Task to carry out >> Among the lines below, count those with "LG씨엔에스". Give the total alone.

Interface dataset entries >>
........

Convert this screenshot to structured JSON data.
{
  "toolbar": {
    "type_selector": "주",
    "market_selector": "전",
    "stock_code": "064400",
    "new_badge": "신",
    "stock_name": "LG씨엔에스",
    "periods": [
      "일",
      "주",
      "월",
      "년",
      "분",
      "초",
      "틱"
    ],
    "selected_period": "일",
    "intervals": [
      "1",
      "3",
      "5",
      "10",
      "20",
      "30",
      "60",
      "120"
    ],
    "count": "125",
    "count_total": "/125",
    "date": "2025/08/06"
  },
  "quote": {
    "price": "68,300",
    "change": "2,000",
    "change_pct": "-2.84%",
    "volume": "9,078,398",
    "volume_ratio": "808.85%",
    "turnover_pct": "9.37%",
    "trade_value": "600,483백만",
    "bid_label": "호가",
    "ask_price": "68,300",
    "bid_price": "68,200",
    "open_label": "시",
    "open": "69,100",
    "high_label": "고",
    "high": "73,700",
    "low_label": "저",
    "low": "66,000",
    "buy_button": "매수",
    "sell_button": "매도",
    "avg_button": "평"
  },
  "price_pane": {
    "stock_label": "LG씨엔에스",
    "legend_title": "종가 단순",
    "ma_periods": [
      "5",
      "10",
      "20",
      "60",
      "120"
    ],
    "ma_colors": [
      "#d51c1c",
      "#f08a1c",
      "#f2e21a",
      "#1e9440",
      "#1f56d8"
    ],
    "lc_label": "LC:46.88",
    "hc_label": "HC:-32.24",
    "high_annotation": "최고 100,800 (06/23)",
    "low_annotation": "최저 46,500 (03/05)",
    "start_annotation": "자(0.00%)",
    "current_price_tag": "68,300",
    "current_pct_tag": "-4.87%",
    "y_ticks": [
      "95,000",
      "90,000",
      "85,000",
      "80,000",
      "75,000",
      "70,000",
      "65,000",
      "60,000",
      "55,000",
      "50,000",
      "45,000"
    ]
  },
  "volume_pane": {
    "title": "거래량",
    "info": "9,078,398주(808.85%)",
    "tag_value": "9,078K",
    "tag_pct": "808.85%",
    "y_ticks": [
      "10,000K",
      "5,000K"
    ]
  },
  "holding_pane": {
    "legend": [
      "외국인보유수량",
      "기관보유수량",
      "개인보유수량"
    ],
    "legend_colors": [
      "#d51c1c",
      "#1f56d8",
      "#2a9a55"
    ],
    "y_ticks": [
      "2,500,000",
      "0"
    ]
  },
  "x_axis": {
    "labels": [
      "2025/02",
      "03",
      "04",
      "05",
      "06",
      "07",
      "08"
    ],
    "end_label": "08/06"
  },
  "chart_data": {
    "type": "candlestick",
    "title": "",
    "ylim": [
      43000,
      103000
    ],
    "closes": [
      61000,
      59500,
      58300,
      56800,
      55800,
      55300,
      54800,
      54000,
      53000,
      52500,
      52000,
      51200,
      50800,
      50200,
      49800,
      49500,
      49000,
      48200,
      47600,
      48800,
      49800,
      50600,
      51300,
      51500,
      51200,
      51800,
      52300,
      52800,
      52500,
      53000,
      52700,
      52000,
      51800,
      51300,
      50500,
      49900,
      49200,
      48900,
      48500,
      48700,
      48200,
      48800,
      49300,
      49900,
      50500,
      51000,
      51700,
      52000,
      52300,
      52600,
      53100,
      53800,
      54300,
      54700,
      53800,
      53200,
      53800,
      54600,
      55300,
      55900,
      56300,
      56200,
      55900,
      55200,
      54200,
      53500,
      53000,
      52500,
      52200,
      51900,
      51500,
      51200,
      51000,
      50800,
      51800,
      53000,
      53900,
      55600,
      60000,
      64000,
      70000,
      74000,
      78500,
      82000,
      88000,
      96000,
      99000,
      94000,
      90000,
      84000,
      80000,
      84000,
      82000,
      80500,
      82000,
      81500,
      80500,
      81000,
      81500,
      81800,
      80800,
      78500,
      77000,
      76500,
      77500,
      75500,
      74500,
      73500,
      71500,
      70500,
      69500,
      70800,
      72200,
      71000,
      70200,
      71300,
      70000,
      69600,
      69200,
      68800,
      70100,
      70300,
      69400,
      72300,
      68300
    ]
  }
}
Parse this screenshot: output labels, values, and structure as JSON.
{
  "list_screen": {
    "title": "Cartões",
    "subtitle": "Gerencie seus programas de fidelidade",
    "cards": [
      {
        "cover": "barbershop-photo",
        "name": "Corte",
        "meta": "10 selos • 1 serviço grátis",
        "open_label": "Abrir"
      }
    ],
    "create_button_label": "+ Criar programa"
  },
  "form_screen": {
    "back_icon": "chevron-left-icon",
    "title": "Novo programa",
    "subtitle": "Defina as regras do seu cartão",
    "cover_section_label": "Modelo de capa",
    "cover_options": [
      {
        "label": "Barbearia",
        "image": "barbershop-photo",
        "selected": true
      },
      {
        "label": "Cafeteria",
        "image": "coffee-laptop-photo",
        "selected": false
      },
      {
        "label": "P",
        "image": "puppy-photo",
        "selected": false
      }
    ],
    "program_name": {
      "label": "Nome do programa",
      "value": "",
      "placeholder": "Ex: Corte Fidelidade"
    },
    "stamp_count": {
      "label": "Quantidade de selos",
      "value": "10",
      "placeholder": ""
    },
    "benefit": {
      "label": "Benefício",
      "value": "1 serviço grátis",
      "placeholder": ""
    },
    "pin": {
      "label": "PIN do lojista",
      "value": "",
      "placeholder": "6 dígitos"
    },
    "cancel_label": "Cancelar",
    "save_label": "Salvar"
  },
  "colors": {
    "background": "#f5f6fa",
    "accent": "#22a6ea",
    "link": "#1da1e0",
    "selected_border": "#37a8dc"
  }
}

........

Solution >> 2